A: It’s just a recognition of the time available and my desire to keep the show as varied as possible. There are a few pairings and a couple of groups I couldn’t resist, but I think overall people will be very surprised by some choices. This is a chance to focus on some really interesting character studies, without having to worry about representing each property completely. Some properties are so rich with visual history that it was difficult to choose just one or two subjects, but I leaned towards the most physically interesting and recognizable characters, ones that would be fun to paint, but also those that would connect the most to viewers.
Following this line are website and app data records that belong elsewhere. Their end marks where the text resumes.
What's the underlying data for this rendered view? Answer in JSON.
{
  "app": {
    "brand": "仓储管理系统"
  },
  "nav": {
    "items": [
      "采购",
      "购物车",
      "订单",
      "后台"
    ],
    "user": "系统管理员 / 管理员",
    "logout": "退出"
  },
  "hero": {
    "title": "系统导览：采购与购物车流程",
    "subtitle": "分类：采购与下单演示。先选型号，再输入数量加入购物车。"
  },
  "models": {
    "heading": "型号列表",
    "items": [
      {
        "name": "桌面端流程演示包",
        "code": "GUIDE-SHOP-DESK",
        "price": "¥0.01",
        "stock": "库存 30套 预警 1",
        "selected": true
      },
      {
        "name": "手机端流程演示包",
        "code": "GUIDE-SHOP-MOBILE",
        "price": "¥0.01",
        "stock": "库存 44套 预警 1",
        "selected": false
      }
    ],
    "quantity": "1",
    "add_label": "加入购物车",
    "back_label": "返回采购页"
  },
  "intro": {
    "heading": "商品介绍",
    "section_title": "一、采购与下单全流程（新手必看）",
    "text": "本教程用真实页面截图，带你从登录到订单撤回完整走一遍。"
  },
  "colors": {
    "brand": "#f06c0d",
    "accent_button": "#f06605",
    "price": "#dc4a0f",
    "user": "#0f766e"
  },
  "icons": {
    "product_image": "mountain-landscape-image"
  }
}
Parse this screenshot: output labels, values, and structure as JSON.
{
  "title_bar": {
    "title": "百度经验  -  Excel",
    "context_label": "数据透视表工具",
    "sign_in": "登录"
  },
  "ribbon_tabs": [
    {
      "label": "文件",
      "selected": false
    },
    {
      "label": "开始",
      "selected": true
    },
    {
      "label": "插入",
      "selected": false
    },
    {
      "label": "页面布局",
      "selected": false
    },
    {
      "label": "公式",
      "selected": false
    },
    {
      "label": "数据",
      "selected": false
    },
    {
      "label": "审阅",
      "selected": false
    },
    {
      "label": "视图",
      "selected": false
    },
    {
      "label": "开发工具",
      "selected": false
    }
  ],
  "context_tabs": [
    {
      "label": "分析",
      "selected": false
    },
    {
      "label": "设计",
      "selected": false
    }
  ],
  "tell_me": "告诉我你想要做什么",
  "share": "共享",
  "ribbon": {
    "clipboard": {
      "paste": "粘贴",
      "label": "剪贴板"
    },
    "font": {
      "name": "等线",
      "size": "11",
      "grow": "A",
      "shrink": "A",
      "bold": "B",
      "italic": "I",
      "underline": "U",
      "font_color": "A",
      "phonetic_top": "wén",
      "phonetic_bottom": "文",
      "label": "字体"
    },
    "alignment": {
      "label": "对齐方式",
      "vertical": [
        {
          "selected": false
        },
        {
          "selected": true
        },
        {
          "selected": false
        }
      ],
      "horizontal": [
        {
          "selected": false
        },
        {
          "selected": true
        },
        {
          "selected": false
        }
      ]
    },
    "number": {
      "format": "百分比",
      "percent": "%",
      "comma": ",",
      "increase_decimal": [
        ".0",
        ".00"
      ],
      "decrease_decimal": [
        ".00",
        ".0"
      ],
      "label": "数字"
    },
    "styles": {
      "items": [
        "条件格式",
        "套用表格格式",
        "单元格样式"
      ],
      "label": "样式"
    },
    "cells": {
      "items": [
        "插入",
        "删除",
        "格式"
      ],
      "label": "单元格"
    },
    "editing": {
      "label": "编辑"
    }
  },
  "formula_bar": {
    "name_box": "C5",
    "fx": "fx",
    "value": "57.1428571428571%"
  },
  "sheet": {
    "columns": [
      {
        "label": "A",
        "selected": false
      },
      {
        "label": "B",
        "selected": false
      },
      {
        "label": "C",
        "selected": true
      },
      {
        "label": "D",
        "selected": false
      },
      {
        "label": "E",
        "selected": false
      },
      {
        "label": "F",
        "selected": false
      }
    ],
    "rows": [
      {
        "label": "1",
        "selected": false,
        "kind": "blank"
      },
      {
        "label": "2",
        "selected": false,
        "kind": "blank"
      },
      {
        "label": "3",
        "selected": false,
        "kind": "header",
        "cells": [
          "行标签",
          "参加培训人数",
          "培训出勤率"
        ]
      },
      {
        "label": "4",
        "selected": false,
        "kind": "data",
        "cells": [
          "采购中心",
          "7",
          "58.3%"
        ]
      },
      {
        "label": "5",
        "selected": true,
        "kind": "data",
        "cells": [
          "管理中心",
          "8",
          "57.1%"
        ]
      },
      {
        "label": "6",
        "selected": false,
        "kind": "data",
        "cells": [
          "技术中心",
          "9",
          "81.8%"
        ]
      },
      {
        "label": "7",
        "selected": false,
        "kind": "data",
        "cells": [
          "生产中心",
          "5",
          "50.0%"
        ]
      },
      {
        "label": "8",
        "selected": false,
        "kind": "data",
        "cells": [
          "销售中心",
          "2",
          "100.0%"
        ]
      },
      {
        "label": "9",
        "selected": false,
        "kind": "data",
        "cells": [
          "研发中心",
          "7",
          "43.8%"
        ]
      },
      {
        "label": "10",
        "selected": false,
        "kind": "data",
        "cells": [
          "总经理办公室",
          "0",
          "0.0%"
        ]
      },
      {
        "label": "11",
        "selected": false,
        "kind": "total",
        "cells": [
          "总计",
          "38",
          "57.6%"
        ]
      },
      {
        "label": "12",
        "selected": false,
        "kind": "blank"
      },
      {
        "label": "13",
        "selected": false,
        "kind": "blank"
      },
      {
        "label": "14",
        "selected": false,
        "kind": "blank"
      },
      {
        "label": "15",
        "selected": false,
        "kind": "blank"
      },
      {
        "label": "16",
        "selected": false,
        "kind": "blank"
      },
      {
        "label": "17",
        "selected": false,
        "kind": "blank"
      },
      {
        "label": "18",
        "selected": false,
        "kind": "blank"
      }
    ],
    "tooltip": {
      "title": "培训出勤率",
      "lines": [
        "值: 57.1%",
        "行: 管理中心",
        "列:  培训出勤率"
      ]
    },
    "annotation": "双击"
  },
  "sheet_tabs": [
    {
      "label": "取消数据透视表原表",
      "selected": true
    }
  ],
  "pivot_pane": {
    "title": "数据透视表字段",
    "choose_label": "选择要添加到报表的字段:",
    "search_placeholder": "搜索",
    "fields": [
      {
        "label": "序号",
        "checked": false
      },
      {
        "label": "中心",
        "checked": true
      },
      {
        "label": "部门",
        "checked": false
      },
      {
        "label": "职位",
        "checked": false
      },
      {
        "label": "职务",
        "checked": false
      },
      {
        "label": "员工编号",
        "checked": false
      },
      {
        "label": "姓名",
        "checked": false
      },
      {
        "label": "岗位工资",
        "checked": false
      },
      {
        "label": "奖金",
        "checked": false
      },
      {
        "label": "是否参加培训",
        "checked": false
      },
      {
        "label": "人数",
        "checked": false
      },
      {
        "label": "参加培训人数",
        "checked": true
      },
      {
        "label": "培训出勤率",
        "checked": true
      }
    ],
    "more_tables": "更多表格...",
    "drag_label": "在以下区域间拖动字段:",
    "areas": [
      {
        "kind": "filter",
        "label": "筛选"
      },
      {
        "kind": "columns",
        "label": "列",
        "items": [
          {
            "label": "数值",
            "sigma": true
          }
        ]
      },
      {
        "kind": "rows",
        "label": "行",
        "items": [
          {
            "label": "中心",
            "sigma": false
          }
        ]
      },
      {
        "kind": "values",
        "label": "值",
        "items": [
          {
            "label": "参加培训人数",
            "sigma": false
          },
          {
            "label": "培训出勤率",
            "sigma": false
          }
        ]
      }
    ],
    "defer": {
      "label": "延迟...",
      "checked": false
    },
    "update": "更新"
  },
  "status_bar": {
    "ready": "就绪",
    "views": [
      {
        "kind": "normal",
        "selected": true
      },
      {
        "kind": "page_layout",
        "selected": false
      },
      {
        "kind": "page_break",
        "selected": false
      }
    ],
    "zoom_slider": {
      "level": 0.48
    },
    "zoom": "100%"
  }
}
Q: If you had another six months how big do you think you could make the show and maintain enthusiasm for it?
A: I’ve been having a lot of fun and the approach really stretches my skills and captures my interest. I could do these for years probably and still feel like I’m leaving folks out. I'd love to continue the series into as many genres of pop culture as possible. I see potential in product mascots, or political figures, or famous statues...the list is endless. I also really love the research aspect of this concept. It satisfies my need to play as a forensic detective, scouring the internet for height data, and pictures of actors in monster suits next to the average human to determine actual size relationships, so I can accurately portray these characters in their real-life sizes. Each stage of the creation of these pieces is a new challenge for me.
Q: Can you tell me a few examples of folks you wanted to paint but definitely won’t make it into this show due to time?
A: I had to draw the line at a point, but some personalities that just missed the cut are the prawn aliens from DISTRICT 9, The Green Hornet, Charlie Brown and King Tutankhamun. It would be incredible to include a life-size interpretation of the statue of David by Michelangelo as well. I'm also a huge STAR WARS fan, and that franchise is so visually rich, that most all of the characters could be included, but I will only be able to have time for two or three.
Q: I know you have a lot plans for opening night. You want to hint at any of that?
A: I’d rather not, but I do want to make it a great show for people who come to the opening. Working with Mondo to make sure that this exhibition is a full, engrossing experience, has been very rewarding. They are detail-oriented, and a great supporter of artists across their roster, making sure the artist's vision is fully realized. I've never had a more pleasant or productive experience as an artist, than working together with these people. I feel that visitors to my show will have a fun time dissecting the show, and seeing if they can pick out all 150 characters.
A: All right, I’ll see you in March with drunk bells on. Let’s all agree to keep eye puns to a minimum at the show.
This was originally published in the March issue of Birth.Movies.Death. Mondo Gallery Presents: “EYES WITHOUT A FACE” runs from March 13-April 4 at the Mondo Gallery, 4115 Guadalupe Street, Austin. The opening night reception is Friday, March 13 at 7pm.